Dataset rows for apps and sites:
######

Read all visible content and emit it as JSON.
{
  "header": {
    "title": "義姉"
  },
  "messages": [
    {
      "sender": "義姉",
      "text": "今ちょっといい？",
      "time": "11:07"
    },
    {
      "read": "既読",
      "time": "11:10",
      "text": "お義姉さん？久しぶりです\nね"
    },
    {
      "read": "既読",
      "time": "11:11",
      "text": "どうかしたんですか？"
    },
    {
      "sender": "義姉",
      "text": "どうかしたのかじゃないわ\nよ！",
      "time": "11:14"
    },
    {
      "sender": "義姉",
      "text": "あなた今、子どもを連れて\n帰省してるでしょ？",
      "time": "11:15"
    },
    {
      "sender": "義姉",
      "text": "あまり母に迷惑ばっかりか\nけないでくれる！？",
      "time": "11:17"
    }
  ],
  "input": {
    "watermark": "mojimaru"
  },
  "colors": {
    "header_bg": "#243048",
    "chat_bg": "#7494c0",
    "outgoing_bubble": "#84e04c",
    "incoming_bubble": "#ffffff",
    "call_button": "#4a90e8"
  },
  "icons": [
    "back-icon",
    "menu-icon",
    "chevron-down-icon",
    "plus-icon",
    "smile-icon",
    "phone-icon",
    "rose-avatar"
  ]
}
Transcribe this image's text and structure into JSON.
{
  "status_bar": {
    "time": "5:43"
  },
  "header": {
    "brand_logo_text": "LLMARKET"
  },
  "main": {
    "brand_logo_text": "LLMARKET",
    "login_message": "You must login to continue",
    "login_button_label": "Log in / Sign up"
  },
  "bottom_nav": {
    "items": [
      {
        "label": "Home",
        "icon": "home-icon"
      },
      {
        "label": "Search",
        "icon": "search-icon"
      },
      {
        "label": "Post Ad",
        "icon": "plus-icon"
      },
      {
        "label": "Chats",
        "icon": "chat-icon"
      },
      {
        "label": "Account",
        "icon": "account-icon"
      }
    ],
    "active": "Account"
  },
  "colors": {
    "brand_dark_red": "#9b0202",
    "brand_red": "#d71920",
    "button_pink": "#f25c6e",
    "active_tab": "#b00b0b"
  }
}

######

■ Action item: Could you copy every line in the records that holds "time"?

■ Expected output:
      "time": "11:07"
      "time": "11:10",
      "time": "11:11",
      "time": "11:14"
      "time": "11:15"
      "time": "11:17"
    "time": "5:43"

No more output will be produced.